The investigation of magnetic skyrmion properties has become an extremely hot topic in condensed matter physics in the last couple of years. Several reasons explain this “passion” for skyrmions. First, because of their topological nature, they are, or should be, stable against any transition towards another magnetic configuration leading to the fact that they are supposed to exhibit a reduced influence against defects (even though recent studies suggest a significant impact of pinning on defects). Another advantage due to topology is that they can be stable even with a size down to a few nanometers, and are thus considered as the ultimate candidate for magnetic data storage in magnetic films. Finally, as it was demonstrated already in 2010, they can be moved at extremely low current densities through spin transfer torques.

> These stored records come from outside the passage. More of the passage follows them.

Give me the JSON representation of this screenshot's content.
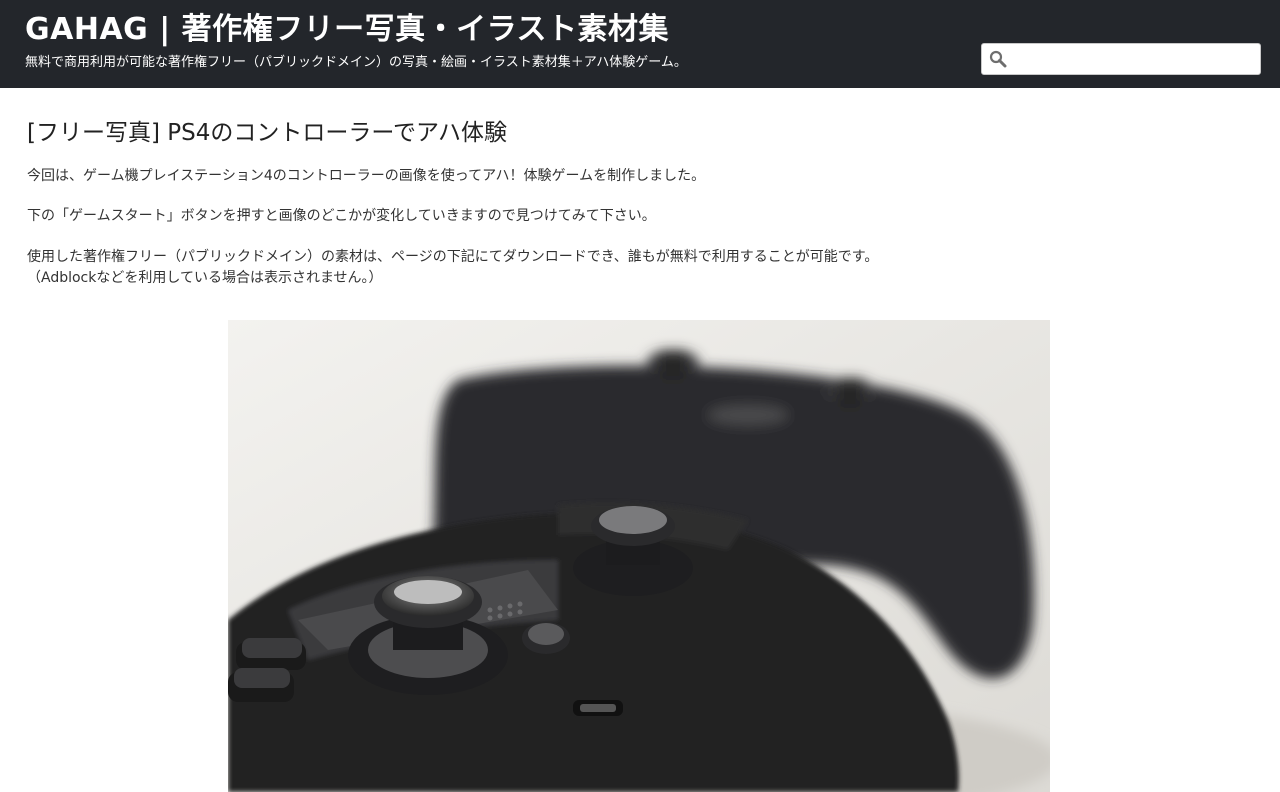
{
  "header": {
    "site_title": "GAHAG | 著作権フリー写真・イラスト素材集",
    "site_description": "無料で商用利用が可能な著作権フリー（パブリックドメイン）の写真・絵画・イラスト素材集＋アハ体験ゲーム。",
    "search": {
      "value": "",
      "placeholder": "",
      "icon": "search-icon"
    },
    "background_color": "#23262b"
  },
  "article": {
    "title": "[フリー写真] PS4のコントローラーでアハ体験",
    "paragraphs": [
      "今回は、ゲーム機プレイステーション4のコントローラーの画像を使ってアハ！体験ゲームを制作しました。",
      "下の「ゲームスタート」ボタンを押すと画像のどこかが変化していきますので見つけてみて下さい。",
      "使用した著作権フリー（パブリックドメイン）の素材は、ページの下記にてダウンロードでき、誰もが無料で利用することが可能です。",
      "（Adblockなどを利用している場合は表示されません。）"
    ],
    "image": {
      "subject": "playstation-4-controllers-photo"
    }
  }
}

Soon after these observations, mostly realised in bulk non centro-symmetric materials, it was proposed to leverage on these fascinating properties of magnetic skyrmions to define a world of opportunities for a new generation of spintronic devices for various ICT applications. However, having these perspectives in mind, a crucial step was missing: the demonstration that these magnetic skyrmions can exist at room temperature and low (or even zero) field in materials industrially relevant. This key achievement has been reached in 2015, simultaneously by a few groups in the world (two of them being part of TOPSKY), showing that skyrmions with sizes around 100 nm can be imaged at room temperature in thin magnetic multilayers with large interfacial chiral interaction such as Pt/Co/Ir, Pt/Co/Ta or Pt/Co/MgO.
In TOPSKY, we will proceed with this strategy and focus our effort, as described in the work program, on the identification and the extensive characterization of novel optimized systems made from different types of magnetic multilayers, enabling the observation and the use of skyrmions that have much smaller sizes and are more mobile compared to the state-of-the art. Beyond the new scientific breakthroughs concerning the skyrmion physics that we expect to obtain with our research, the main technical objective in TOPSKY aims at contributing to a potential revolution in ICT in bringing these fascinating topological magnetic objects into a new generation of room temperature topological-electronic devices. The ambition is indeed to devise and fabricate proof-of-concept skyrmion based devices that range from still highly silicon-compatible memories, such as multi-level MRAMs or even skyrmion racetrack memories to disruptive “beyond CMOS” technologies such as neuro-inspired architectures. We believe that this is unique opportunity to make the bridge between the topological phenomena and the demonstration of some basic functions for future nanodevices.
Monsieur Nicolas Reyren (Unité Mixte de Physique)
The author of this summary is the project coordinator, who is responsible for the content of this summary. The ANR declines any responsibility as for its contents.
UPSud/C2N Université Paris-Sud/Centre de Nanosciences et de Nanotechnologies
Unité Mixte de Physique
LPS Laboratoire de Physique des Solides
INEEL Institut Néel - CNRS
L2C Laboratoire Charles Coulomb
SPEC Service de physique de l'état condensé
Help of the ANR 735,348 euros
Beginning and duration of the scientific project: September 2017 - 42 Months